And that is when it gets complicated. The rest of the industry and its suppliers need to respond and gear up. There is resistance sometimes but with patience and persistence we get there. However, without working as a group we would never have made the progress we have made.
So from this experience on ethical sourcing, we felt that there needed to be a space for us to come together as an industry (and beyond) to share issues and experience. This way, we can all benefit from accelerating towards knowing how to do things differently and better.
We have created Source RP with the aim of helping people in the infrastructure and built environment industry (and beyond) connect, share and learn with other people and organisations that are delivering in this very complex and fast moving agenda. It will also be a space for exploring new ideas, tools, processes for delivering RP. The objective of Source RP is to create an RP network and centre of excellence for the built environment sector, with a focus on social value.
The key challenges and opportunities we see ahead for embedding social value in the rail and wider infrastructure and built environment sectors are below and we are hoping that Source will help to address these:
• mainstreaming RP but not making RP mainstream: the former is RP being a vital functional and creative part of day-to-day operating culture and approach to business rather than the latter being RP as effectively in-sourcing ‘good business’ as a bolt-on, without actually changing own ways of thinking and doing
• not being about ticking-boxes or rubber-stamp approvals: helping businesses, projects and organisations move towards improving performance – and competitive advantage – by understanding and managing their social impacts
• fostering connections between organisations that would not have met otherwise: enabling an eclectic mix of people and ideas to come together is often the best way to foster innovation because it widens exposure of different people and groups to collaborate
• building relationships across networks and sectors to get things done: expose businesses and organisations to a wider mix of other organisations and partners to enable them to play with people that don’t normally play with them.
About Liane Hartley and Mend
Liane Hartley (@lianemendsacity) co-founded Mend, a social enterprise specialising in the social impact of change, and making the way projects are commissioned, planned and delivered more socially intelligent, responsible and user-oriented. Hartley has more than 12 years of experience as a planning, strategic policy, and responsible procurement consultant.
She is a regular speaker at conferences and has contributed articles and expert opinion on social sustainability to a diverse range of publications including theguardian, The Financial Times, Planning magazine, URBAN DESIGN Journal, Building magazine, The Architects’ Journal and Construction News.
Hartley founded and runs the Urbanistas network which is a collaborative network and think/do-tank for women with an interest in social innovation in the context of cities and urban development. She is also a Design Council Built Environment expert. Hartley and Mend were the only social enterprise to be recognised in Building magazine’s Top 50 Rising Stars in Sustainability 2012.

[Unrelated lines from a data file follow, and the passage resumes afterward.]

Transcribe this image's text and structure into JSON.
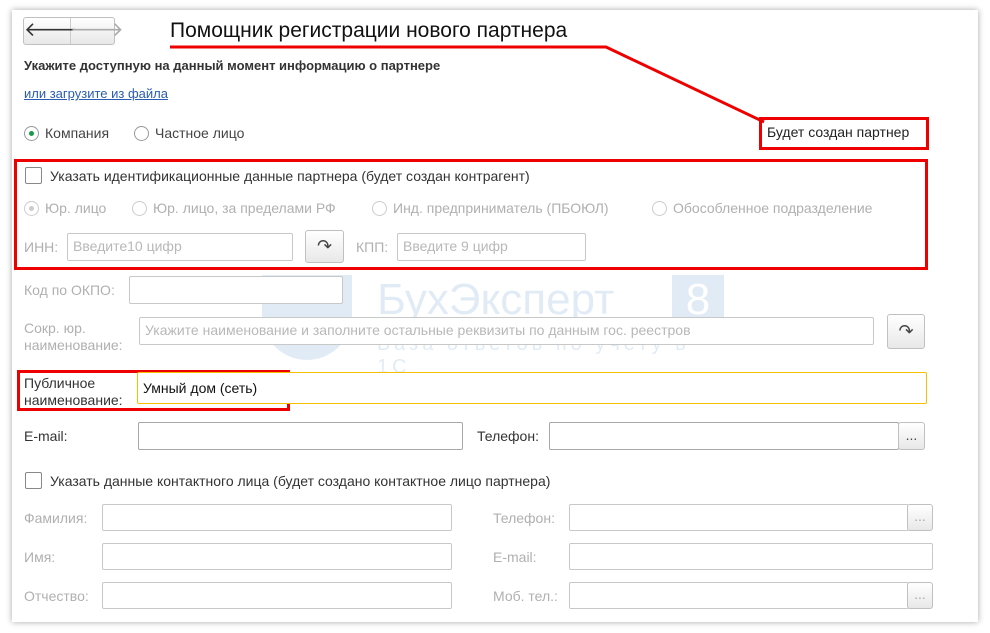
{
  "title": "Помощник регистрации нового партнера",
  "subtitle": "Укажите доступную на данный момент информацию о партнере",
  "load_link": "или загрузите из файла",
  "partner_type": {
    "options": [
      "Компания",
      "Частное лицо"
    ],
    "selected": "Компания"
  },
  "will_create": "Будет создан партнер",
  "ident": {
    "checkbox_label": "Указать идентификационные данные партнера (будет создан контрагент)",
    "checked": false,
    "kinds": [
      "Юр. лицо",
      "Юр. лицо, за пределами РФ",
      "Инд. предприниматель (ПБОЮЛ)",
      "Обособленное подразделение"
    ],
    "selected_kind": "Юр. лицо",
    "inn_label": "ИНН:",
    "inn_placeholder": "Введите10 цифр",
    "kpp_label": "КПП:",
    "kpp_placeholder": "Введите 9 цифр"
  },
  "okpo_label": "Код по ОКПО:",
  "short_name_label1": "Сокр. юр.",
  "short_name_label2": "наименование:",
  "short_name_placeholder": "Укажите наименование и заполните остальные реквизиты по данным гос. реестров",
  "public_name_label1": "Публичное",
  "public_name_label2": "наименование:",
  "public_name_value": "Умный дом (сеть)",
  "email_label": "E-mail:",
  "phone_label": "Телефон:",
  "more_btn": "...",
  "contact": {
    "checkbox_label": "Указать данные контактного лица (будет создано контактное лицо партнера)",
    "checked": false,
    "last_name": "Фамилия:",
    "first_name": "Имя:",
    "middle_name": "Отчество:",
    "phone": "Телефон:",
    "email": "E-mail:",
    "mobile": "Моб. тел.:"
  },
  "watermark": {
    "brand": "БухЭксперт",
    "num": "8",
    "tagline": "База ответов по учету в 1С"
  },
  "colors": {
    "annotation": "#e00000",
    "accent_focus": "#f5c000",
    "radio": "#1a9a48",
    "link": "#2a5db0"
  }
}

Mend sees the ‘community as client’ and aims to elevate the role of communities in decision-making about their local area and neighbourhood, building relationships across networks, sectors, places and communities to get things done. Its clients range from small community groups to mega-urban transport projects and like-minded developers.